Whether public housing is reformed by introducing vouchers or by putting housing management out to bid, the key is to force managers to compete for the right to manage. If that is not done, public housing will never improve. Such a change in policy, of course, poses a threat to the inefficient PHAs, so their lobbyists are swarming all over Capitol Hill trying to block it. For the sake of the taxpayers-and the tenants of pub- lic housing-Secretary Cisneros and Congress should ignore these lobbyists and introduce long-overdue competition into public housing. This, however, should be viewed only as a temporary measure pending more comprehensive efforts to overhaul America's failed housing programs. Since its inception in 1965, and despite numerous reforms and reinventions, HUD has reeled from one costly scandal to another. Programs recognized as failures dec- ades ago continue to absorb billions of taxpayer dollars and defy all efforts at reform. Congress by now should recognize that flaws in the federal housing program are fundamental and systemic. In other publications and in testimony before Congress, analysts at The Heritage Foundation have made detailed recommendations on how to reform America's housing programs.5 These recommendations follow from the realization that observed housing problems are really income problems. These recommendations urge government to focus on the cause of the problem, not the effect, by adopting a program of comprehen- sive welfare reform that rolls all housing assistance into the proposed welfare block grant to the states. As currently configured by past Congresses, HUD's basic programmatic organization defies every princi- ple of good management. Forced to deal directly with fifty govemors, thousands of mayors and city coun- cils, and more than three thousand independent public housing authorities on a project-by-project basis, it is a wonder that HUD's programs are not worse than they are. By getting the government out of the housing business, and by including housing assistance funds into comprehensive social welfare block grants to the states, the lines of communication, control, and responsibility will be clarified and made more manageable.
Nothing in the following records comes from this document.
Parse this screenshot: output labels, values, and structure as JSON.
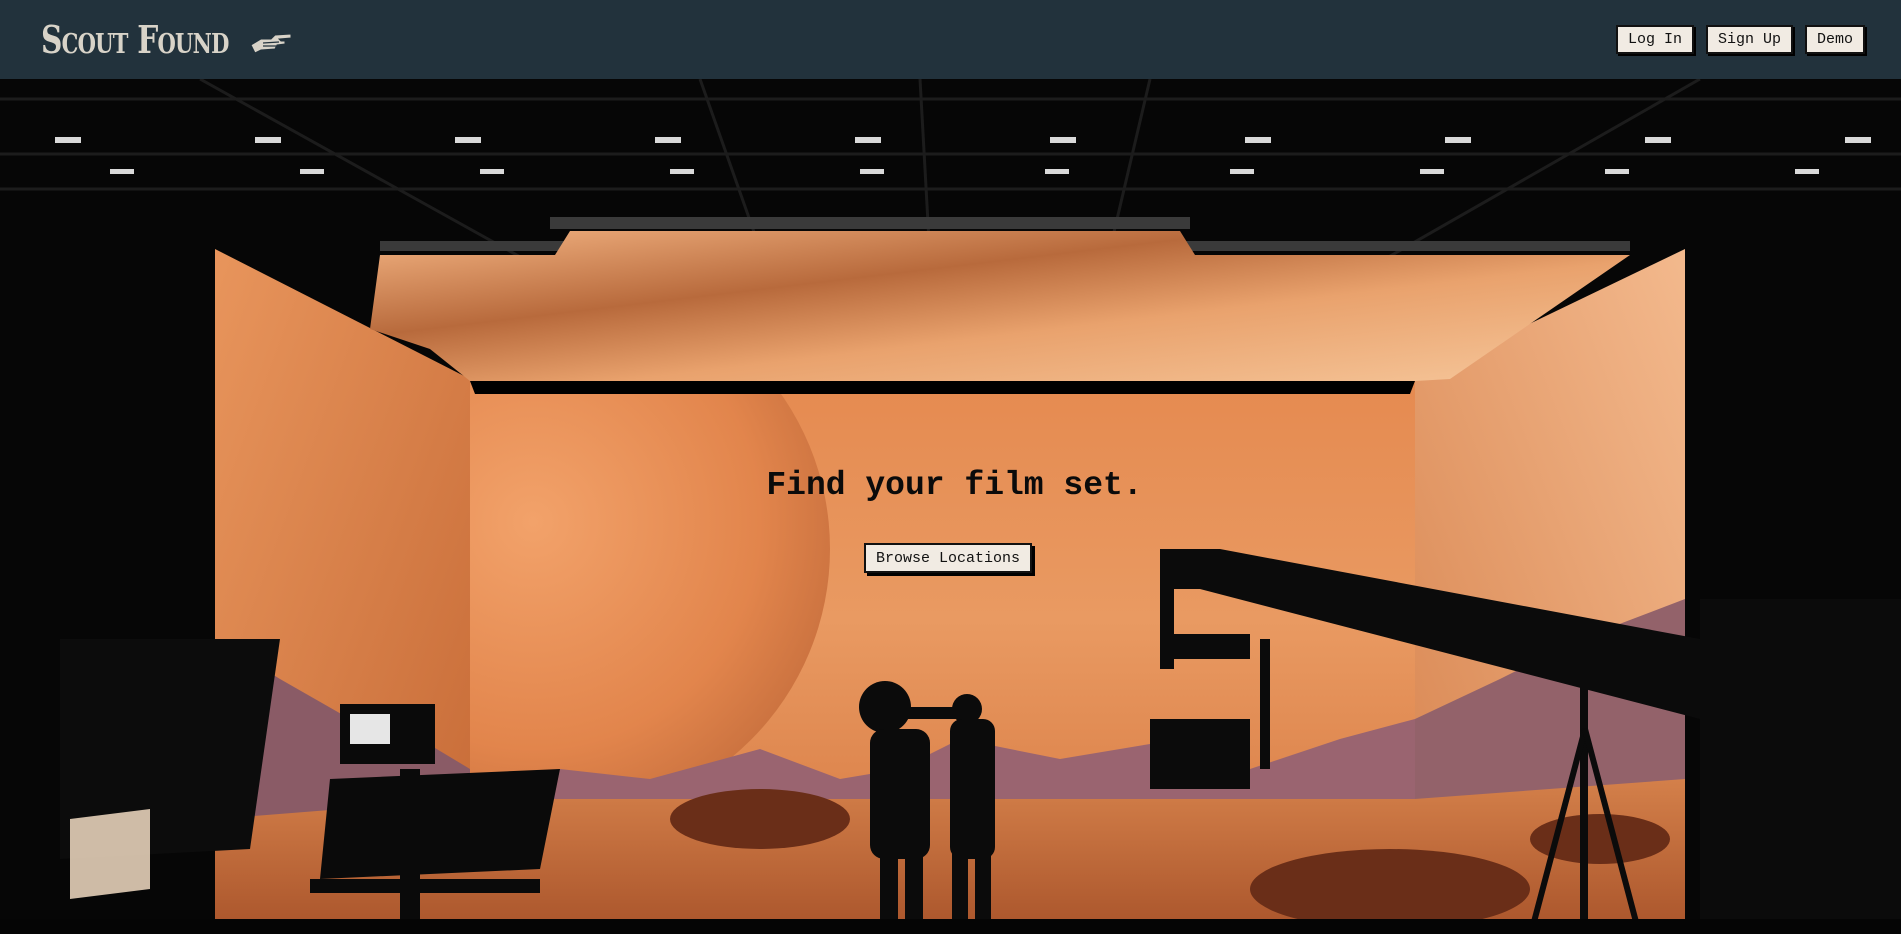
{
  "header": {
    "logo_text": "Scout Found",
    "logo_icon": "pointing-hand-icon",
    "nav": {
      "login_label": "Log In",
      "signup_label": "Sign Up",
      "demo_label": "Demo"
    }
  },
  "hero": {
    "headline": "Find your film set.",
    "cta_label": "Browse Locations",
    "background": "film-studio-mars-set-image"
  },
  "colors": {
    "header_bg": "#22323c",
    "button_bg": "#f1ebe3",
    "accent_orange": "#d9783b"
  }
}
America's housing policy will improve accordingly. Ronald D. Utt, Ph.D. Visiting Fellow

5 Utt, "Improving America's Housing by Shutting Down HUD."


Mark Wilson